GIVEN RECORDS START

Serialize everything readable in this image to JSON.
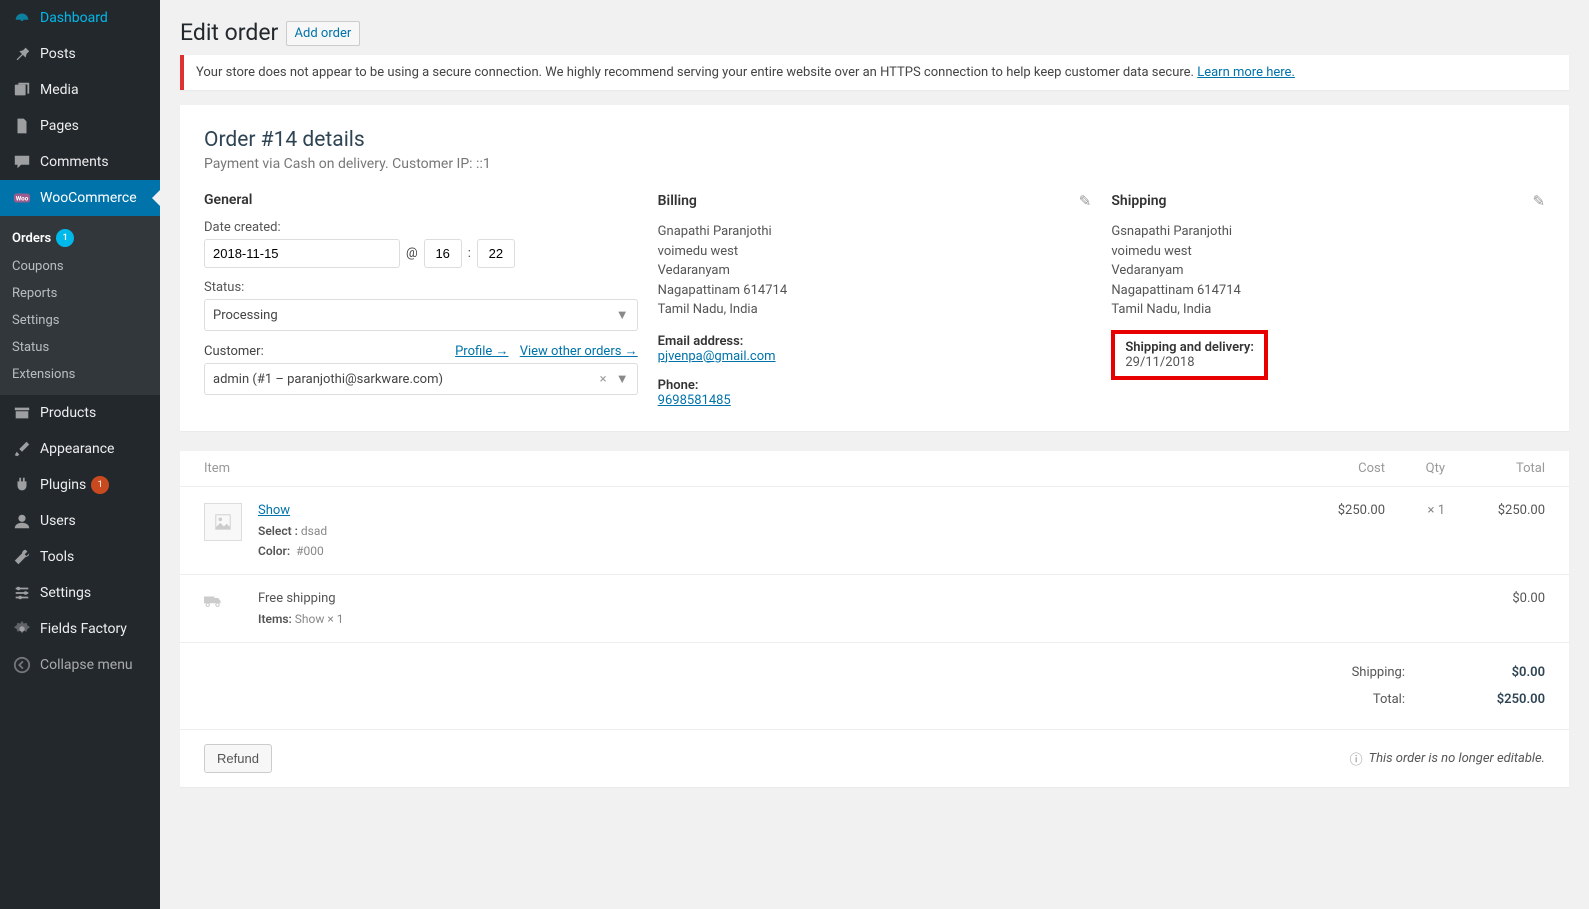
{
  "sidebar": {
    "dashboard": "Dashboard",
    "posts": "Posts",
    "media": "Media",
    "pages": "Pages",
    "comments": "Comments",
    "woocommerce": "WooCommerce",
    "submenu": {
      "orders": "Orders",
      "orders_count": "1",
      "coupons": "Coupons",
      "reports": "Reports",
      "settings": "Settings",
      "status": "Status",
      "extensions": "Extensions"
    },
    "products": "Products",
    "appearance": "Appearance",
    "plugins": "Plugins",
    "plugins_count": "1",
    "users": "Users",
    "tools": "Tools",
    "settings2": "Settings",
    "fields_factory": "Fields Factory",
    "collapse": "Collapse menu"
  },
  "header": {
    "title": "Edit order",
    "add": "Add order"
  },
  "notice": {
    "text": "Your store does not appear to be using a secure connection. We highly recommend serving your entire website over an HTTPS connection to help keep customer data secure. ",
    "link": "Learn more here."
  },
  "order": {
    "title": "Order #14 details",
    "sub": "Payment via Cash on delivery. Customer IP: ::1"
  },
  "general": {
    "heading": "General",
    "date_label": "Date created:",
    "date": "2018-11-15",
    "at": "@",
    "hour": "16",
    "sep": ":",
    "min": "22",
    "status_label": "Status:",
    "status": "Processing",
    "customer_label": "Customer:",
    "profile": "Profile →",
    "view_others": "View other orders →",
    "customer": "admin (#1 – paranjothi@sarkware.com)"
  },
  "billing": {
    "heading": "Billing",
    "name": "Gnapathi Paranjothi",
    "street": "voimedu west",
    "city": "Vedaranyam",
    "district": "Nagapattinam 614714",
    "state": "Tamil Nadu, India",
    "email_label": "Email address:",
    "email": "pjvenpa@gmail.com",
    "phone_label": "Phone:",
    "phone": "9698581485"
  },
  "shipping": {
    "heading": "Shipping",
    "name": "Gsnapathi Paranjothi",
    "street": "voimedu west",
    "city": "Vedaranyam",
    "district": "Nagapattinam 614714",
    "state": "Tamil Nadu, India",
    "delivery_label": "Shipping and delivery:",
    "delivery_date": "29/11/2018"
  },
  "items": {
    "header": {
      "item": "Item",
      "cost": "Cost",
      "qty": "Qty",
      "total": "Total"
    },
    "row": {
      "name": "Show",
      "select_label": "Select :",
      "select_val": "dsad",
      "color_label": "Color:",
      "color_val": "#000",
      "cost": "$250.00",
      "qty": "× 1",
      "total": "$250.00"
    },
    "ship_row": {
      "name": "Free shipping",
      "items_label": "Items:",
      "items_val": "Show × 1",
      "total": "$0.00"
    }
  },
  "totals": {
    "shipping_label": "Shipping:",
    "shipping_val": "$0.00",
    "total_label": "Total:",
    "total_val": "$250.00"
  },
  "footer": {
    "refund": "Refund",
    "note": "This order is no longer editable."
  }
}
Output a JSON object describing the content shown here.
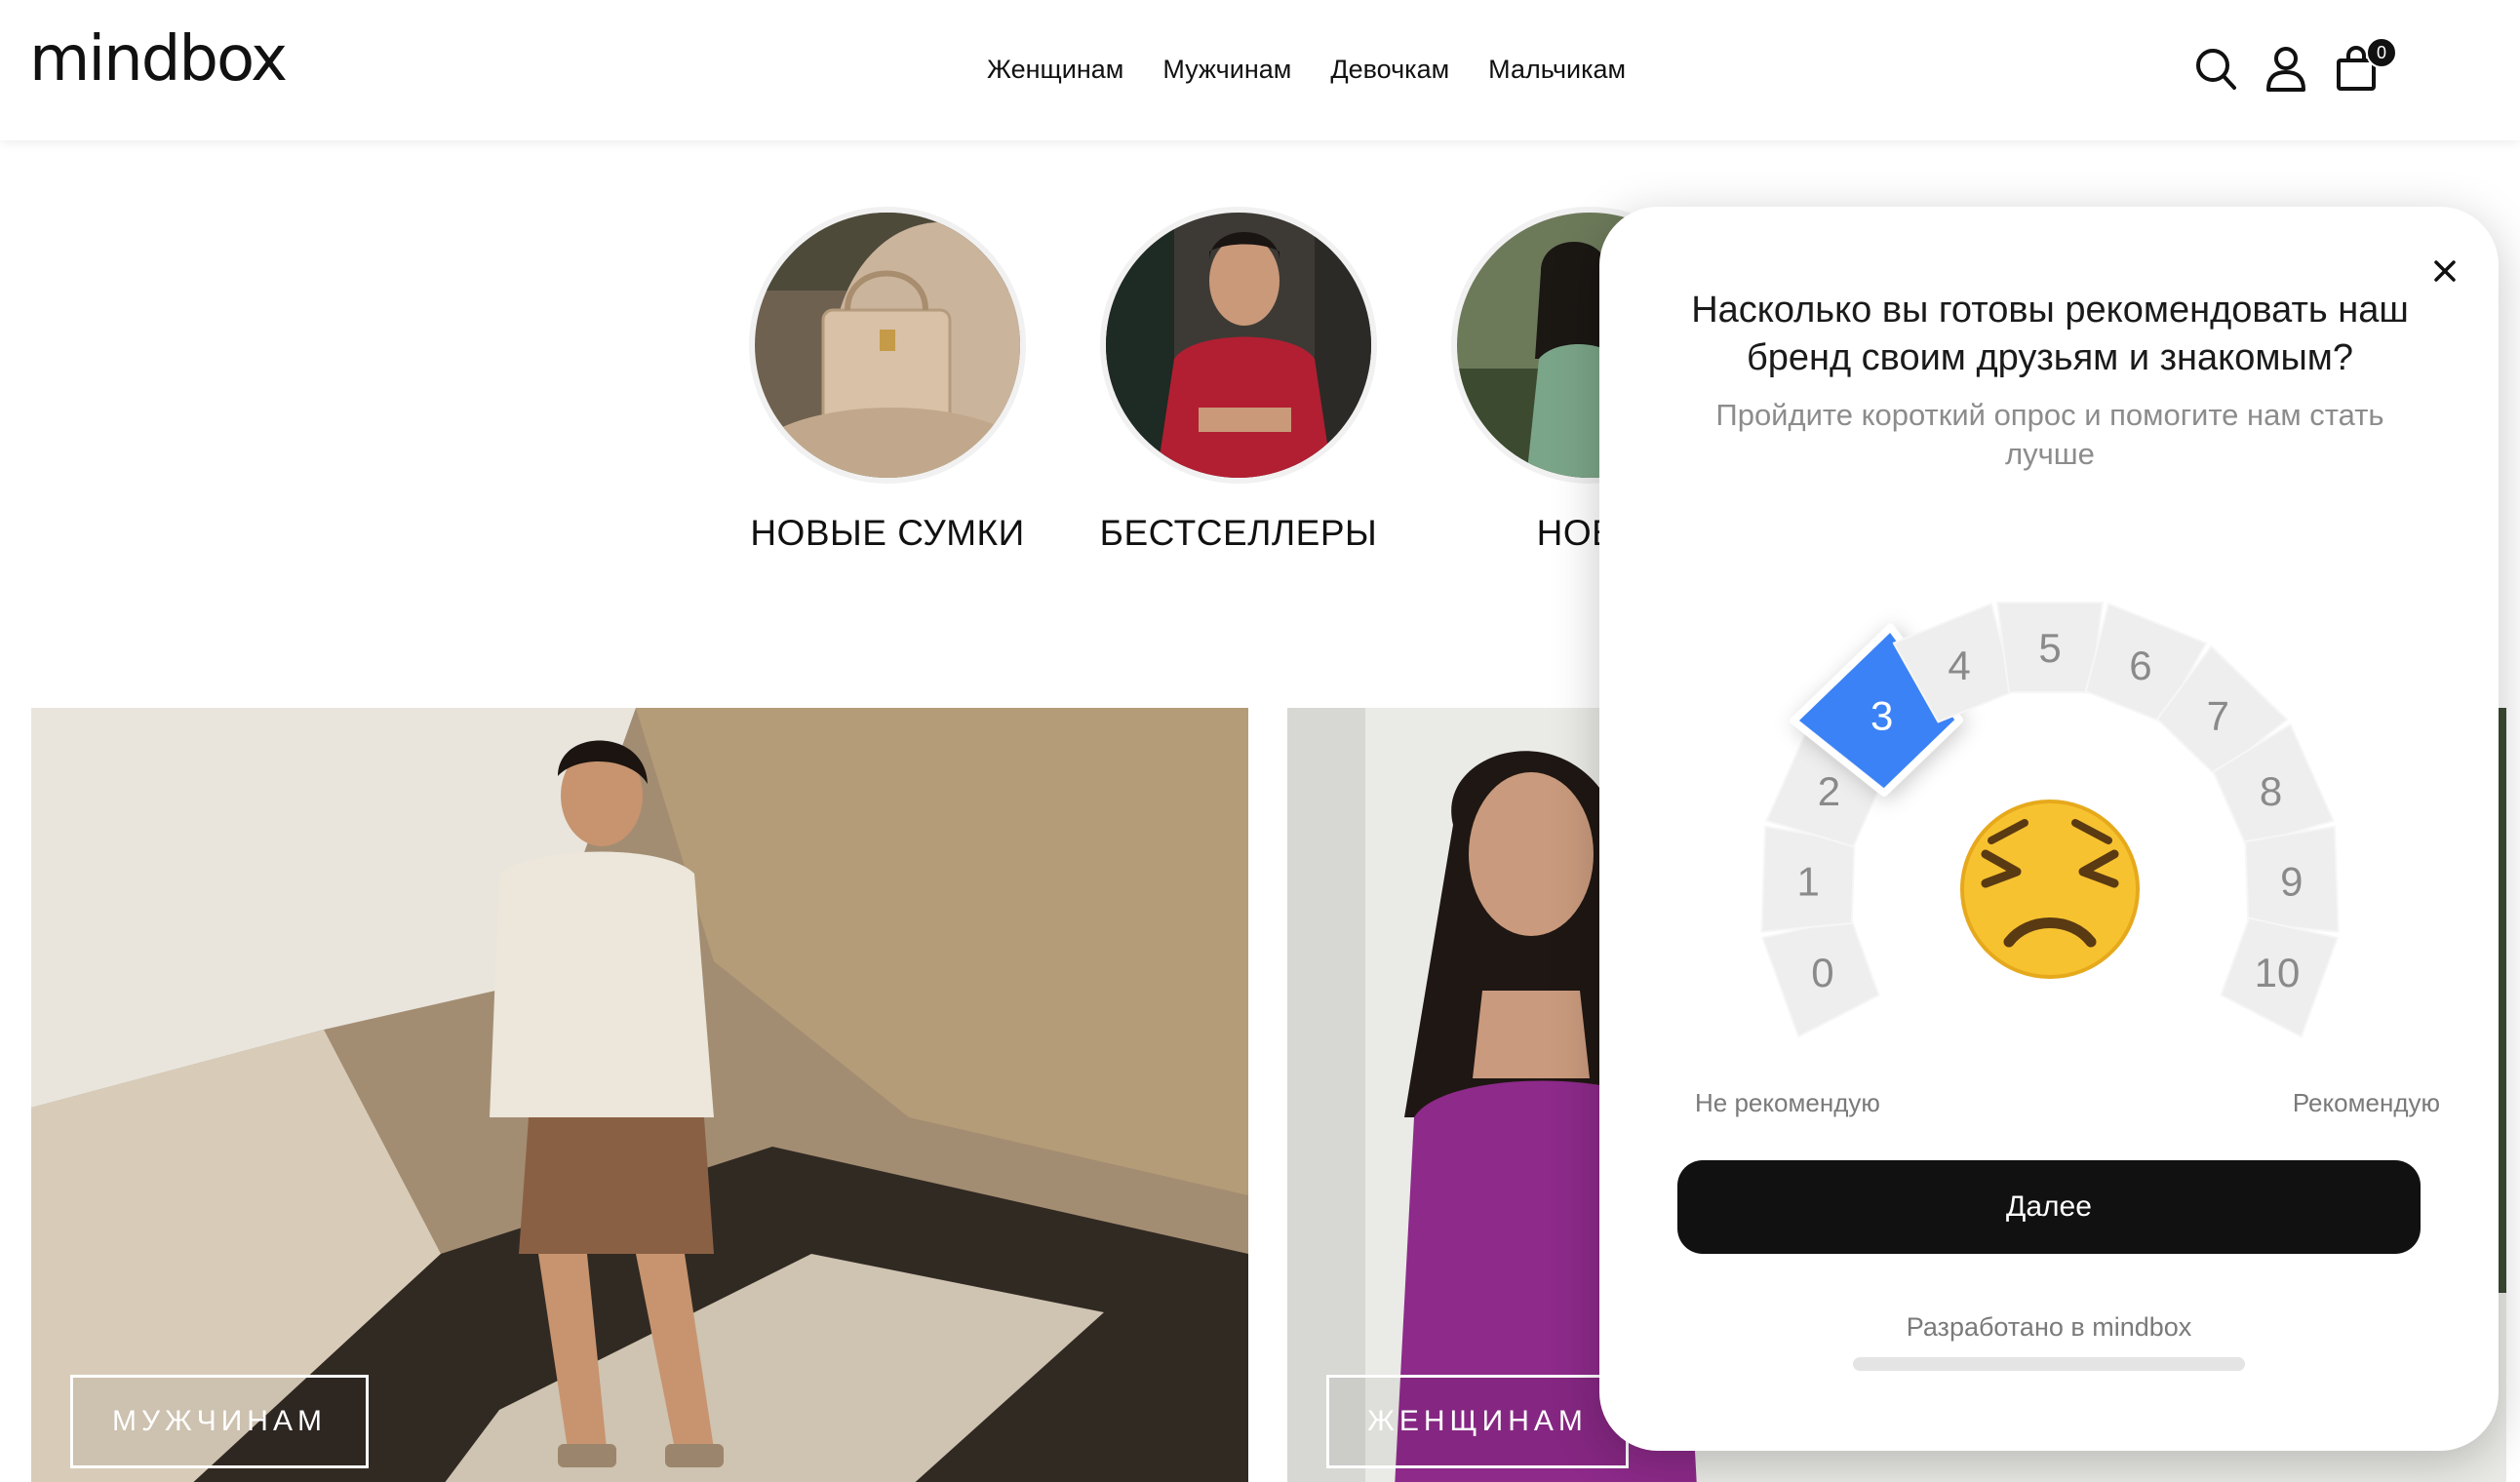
{
  "header": {
    "logo": "mindbox",
    "nav": [
      "Женщинам",
      "Мужчинам",
      "Девочкам",
      "Мальчикам"
    ],
    "cart_count": "0",
    "icons": [
      "search-icon",
      "user-icon",
      "cart-icon"
    ]
  },
  "categories": [
    {
      "label": "НОВЫЕ СУМКИ"
    },
    {
      "label": "БЕСТСЕЛЛЕРЫ"
    },
    {
      "label": "НОВИ"
    }
  ],
  "banners": [
    {
      "button_label": "МУЖЧИНАМ"
    },
    {
      "button_label": "ЖЕНЩИНАМ"
    }
  ],
  "survey": {
    "title": "Насколько вы готовы рекомендовать наш бренд своим друзьям и знакомым?",
    "subtitle": "Пройдите короткий опрос и помогите нам стать лучше",
    "scale": [
      "0",
      "1",
      "2",
      "3",
      "4",
      "5",
      "6",
      "7",
      "8",
      "9",
      "10"
    ],
    "selected": "3",
    "selected_color": "#3b82f6",
    "mood_icon": "persevering-face-icon",
    "low_label": "Не рекомендую",
    "high_label": "Рекомендую",
    "next_label": "Далее",
    "powered_by": "Разработано в mindbox"
  }
}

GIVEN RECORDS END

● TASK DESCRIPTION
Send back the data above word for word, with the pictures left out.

● TASK OUTPUT
Serialize everything readable in this image to JSON.
{
  "sidebar": {
    "dashboard": "Dashboard",
    "posts": "Posts",
    "media": "Media",
    "pages": "Pages",
    "comments": "Comments",
    "woocommerce": "WooCommerce",
    "submenu": {
      "orders": "Orders",
      "orders_count": "1",
      "coupons": "Coupons",
      "reports": "Reports",
      "settings": "Settings",
      "status": "Status",
      "extensions": "Extensions"
    },
    "products": "Products",
    "appearance": "Appearance",
    "plugins": "Plugins",
    "plugins_count": "1",
    "users": "Users",
    "tools": "Tools",
    "settings2": "Settings",
    "fields_factory": "Fields Factory",
    "collapse": "Collapse menu"
  },
  "header": {
    "title": "Edit order",
    "add": "Add order"
  },
  "notice": {
    "text": "Your store does not appear to be using a secure connection. We highly recommend serving your entire website over an HTTPS connection to help keep customer data secure. ",
    "link": "Learn more here."
  },
  "order": {
    "title": "Order #14 details",
    "sub": "Payment via Cash on delivery. Customer IP: ::1"
  },
  "general": {
    "heading": "General",
    "date_label": "Date created:",
    "date": "2018-11-15",
    "at": "@",
    "hour": "16",
    "sep": ":",
    "min": "22",
    "status_label": "Status:",
    "status": "Processing",
    "customer_label": "Customer:",
    "profile": "Profile →",
    "view_others": "View other orders →",
    "customer": "admin (#1 – paranjothi@sarkware.com)"
  },
  "billing": {
    "heading": "Billing",
    "name": "Gnapathi Paranjothi",
    "street": "voimedu west",
    "city": "Vedaranyam",
    "district": "Nagapattinam 614714",
    "state": "Tamil Nadu, India",
    "email_label": "Email address:",
    "email": "pjvenpa@gmail.com",
    "phone_label": "Phone:",
    "phone": "9698581485"
  },
  "shipping": {
    "heading": "Shipping",
    "name": "Gsnapathi Paranjothi",
    "street": "voimedu west",
    "city": "Vedaranyam",
    "district": "Nagapattinam 614714",
    "state": "Tamil Nadu, India",
    "delivery_label": "Shipping and delivery:",
    "delivery_date": "29/11/2018"
  },
  "items": {
    "header": {
      "item": "Item",
      "cost": "Cost",
      "qty": "Qty",
      "total": "Total"
    },
    "row": {
      "name": "Show",
      "select_label": "Select :",
      "select_val": "dsad",
      "color_label": "Color:",
      "color_val": "#000",
      "cost": "$250.00",
      "qty": "× 1",
      "total": "$250.00"
    },
    "ship_row": {
      "name": "Free shipping",
      "items_label": "Items:",
      "items_val": "Show × 1",
      "total": "$0.00"
    }
  },
  "totals": {
    "shipping_label": "Shipping:",
    "shipping_val": "$0.00",
    "total_label": "Total:",
    "total_val": "$250.00"
  },
  "footer": {
    "refund": "Refund",
    "note": "This order is no longer editable."
  }
}
Output a JSON object describing the content shown here.
{
  "header": {
    "logo": "mindbox",
    "nav": [
      "Женщинам",
      "Мужчинам",
      "Девочкам",
      "Мальчикам"
    ],
    "cart_count": "0",
    "icons": [
      "search-icon",
      "user-icon",
      "cart-icon"
    ]
  },
  "categories": [
    {
      "label": "НОВЫЕ СУМКИ"
    },
    {
      "label": "БЕСТСЕЛЛЕРЫ"
    },
    {
      "label": "НОВИ"
    }
  ],
  "banners": [
    {
      "button_label": "МУЖЧИНАМ"
    },
    {
      "button_label": "ЖЕНЩИНАМ"
    }
  ],
  "survey": {
    "title": "Насколько вы готовы рекомендовать наш бренд своим друзьям и знакомым?",
    "subtitle": "Пройдите короткий опрос и помогите нам стать лучше",
    "scale": [
      "0",
      "1",
      "2",
      "3",
      "4",
      "5",
      "6",
      "7",
      "8",
      "9",
      "10"
    ],
    "selected": "3",
    "selected_color": "#3b82f6",
    "mood_icon": "persevering-face-icon",
    "low_label": "Не рекомендую",
    "high_label": "Рекомендую",
    "next_label": "Далее",
    "powered_by": "Разработано в mindbox"
  }
}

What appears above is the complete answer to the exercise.